By Becky Mahoney
Elmo has been recuperating at my house over the weekend. He arrived in serious condition, life-flighted inside my middle granddaughter’s overnight bag. Her baby sister sent him with explicit instructions for Mimi (me) to mend his dangling arm. The initial checkup revealed a badly torn rotator cuff requiring microscopic surgery and lots of red thread. Looks like he’s going to be here for a few days. She checks in on him daily. When I told her what a great friend she is to Elmo for loving and caring for him, she shrugged her shoulders and said, “That’s what we do; take care of each other.” She already knows what our purpose is. It’s just that simple.
My three granddaughters are streams of sunlight, the smell of fresh air after a rain, and Socrates all clothed in innocence, joy, and optimism. Every time I’m around them, I become the student, sitting at their feet, lapping up the next life lesson. These little teachers with their honesty and unadulterated wisdom, have made me laugh, put me in my place, enlightened, and humbled me. The littlest one is still fresh enough from heaven; she’s not yet learned to be coy or manipulative. She calls them as she sees them with not a hint of malice. At a church picnic a few years ago, she kept glancing nervously over her shoulder. Her mom asked her what was wrong. Wide-eyed and a little fearful, she whispered, “Here he comes, the black man.” Curious, her mom turned around to see “the black man” was our Caucasian Priest. I can see why she would be puzzled by some of the mysteries of our faith. Why would the “good guy”, wear black? On Ash Wednesday, I explained to her we would be attending Mass that evening to get ashes on our forehead. “What’s ash?” she asked. It told her it was like dust and we were supposed to think about Jesus and all he gave up for us. I went on to say, “ To honor Him, we give up something too. For example, you might want to give up temper-tantrums or candy.” She wrinkled up her nose, looked at me incredulously and said, “Nah… I’m giving up church!” Really, can you blame her? Men in black, dirt on your face, and no candy for six weeks?
These little girls are my reality check too. My middle granddaughter has a creative eye. Along with Elmo, she brought a little thank you gift, a beautifully sketched and colored portrait of me she had drawn. It captured my essence to perfection. All girly-girl, smiling big, brightly stained lips, flirty eyelashes, jewelry dripping from my neck, trendy polka-dot purse dangling from one arm. Best of all was my flowing blonde hair with four inches of black roots at the crown. I looked like I had a mini-Mohawk. The economy has put a crimp in my discretionary spending and becoming a real blonde again on a regular basis has fallen down the priority list right behind food and shelter. Her artistic style is clearly Realism. The oldest one is a tender hearted girl, incapable of malice…or dishonesty. Browsing through old pictures, she came across one of this bikinied blonde frolicking on the beach, Farrah Fawcett, hair flying in the breeze. She asked, “Mimi, who is this?” Proudly, I responded, “Why that’s me.” The look of horror on her perfect face was suitable for a Stephen King flick. She said, “Wow. You sure were a “babe” back then. You wouldn’t wear that today, would you?” Her truth set me free. As free as one can feel sporting a full coverage, swim dress from now on! It is what it is. She hasn’t perfected her social rhetoric.
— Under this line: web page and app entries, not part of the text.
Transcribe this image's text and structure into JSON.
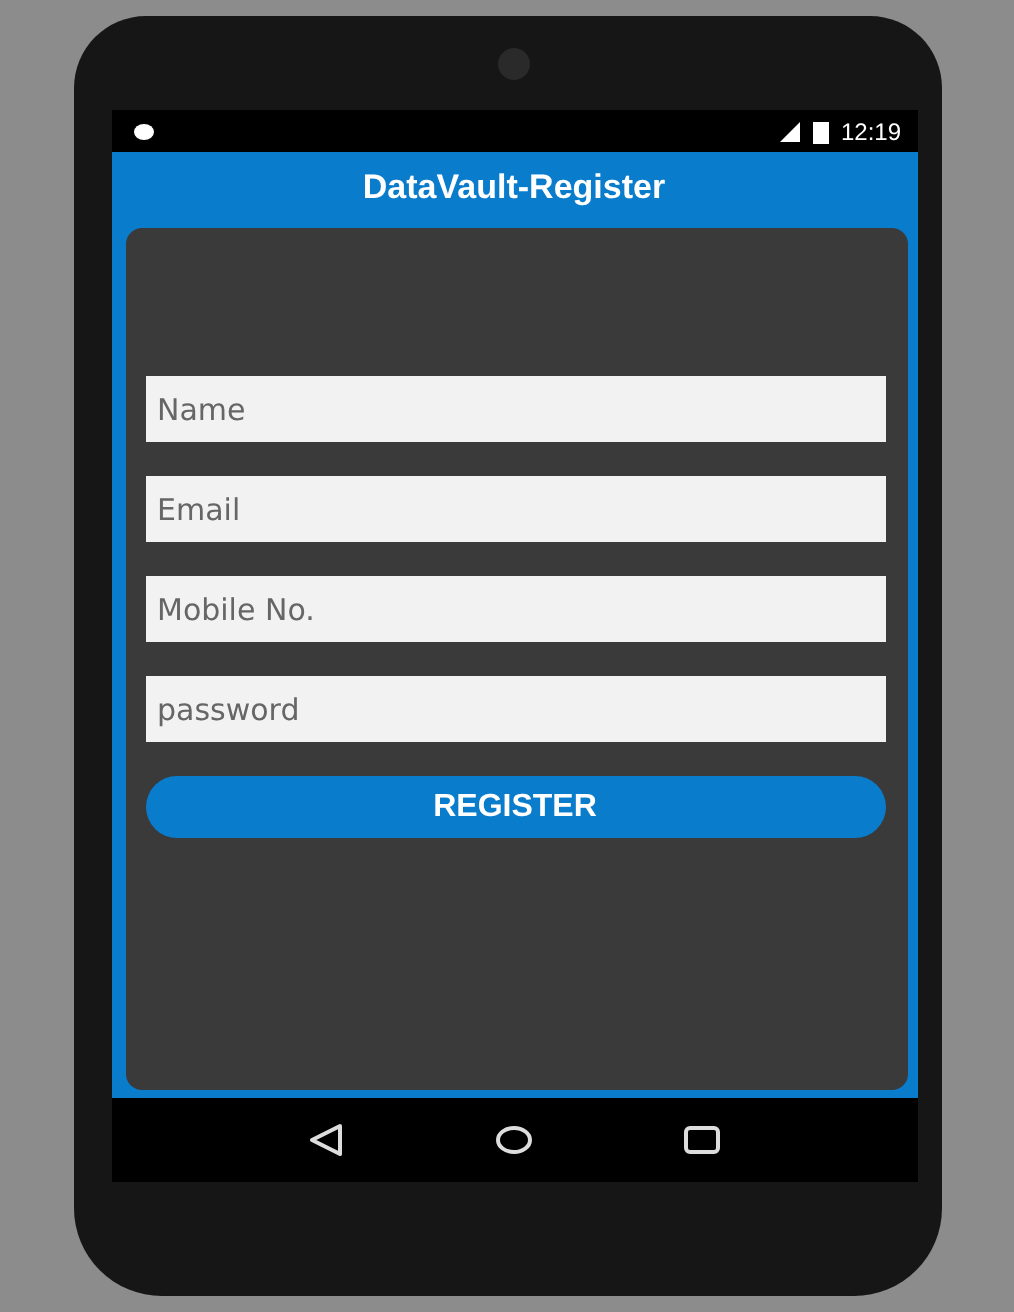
{
  "status_bar": {
    "time": "12:19"
  },
  "app_bar": {
    "title": "DataVault-Register"
  },
  "fields": [
    {
      "placeholder": "Name"
    },
    {
      "placeholder": "Email"
    },
    {
      "placeholder": "Mobile No."
    },
    {
      "placeholder": "password"
    }
  ],
  "button": {
    "label": "REGISTER"
  }
}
In reality, I prefer the naive candor that comes with youth to the calculated and malicious verbosity spewing from the mouths of the majority of our politicians today. How different our world might be if governments conducted their affairs with the same purity, honesty, and simplicity of the young. I like the way little people think. If something doesn’t make sense, they question it. They don’t try to make nonsense work. They see things as they are, no sugar coating. Yet they aren’t consciously judgmental. Most of all, they intuitively know what’s right; sensing having empathy and caring for people, is the honorable thing to do.
I’m thinking I should become the little one’s Campaign Manager and help her form her own tea party. Her Cabinet would gather round her little plastic table, sipping away, nibbling on Cheez-its, and solving the world’s problems. I can venture a guess of who would and wouldn’t be appointed. Not on the list, Chicken Little. We don’t need any more of this “sky is falling” mentality. Eyore, although terribly cute, will be excluded. Whining inhibits the flow of positive energy. Now, the brave lion, Aslan is a given. He’d make a great Secretary of State. He’s already had some experience restoring order and peace in Narnia. Winnie the Pooh is the obvious choice for VP. That little yellow bear’s simple wisdom can unravel even the most convoluted thinking. Cookie Monster could be Secretary of Health and Human Services, but only if he pinky swears a promise to share his treats. Everyone knows a little junk food is good for our emotional well-being. Of course, Elmo, champion of children everywhere, is being considered for Secretary of Education. The lessons he teaches our little ones reflect this party’s desire for a peaceful world. He’ll be in attendance. After rehab on his arm.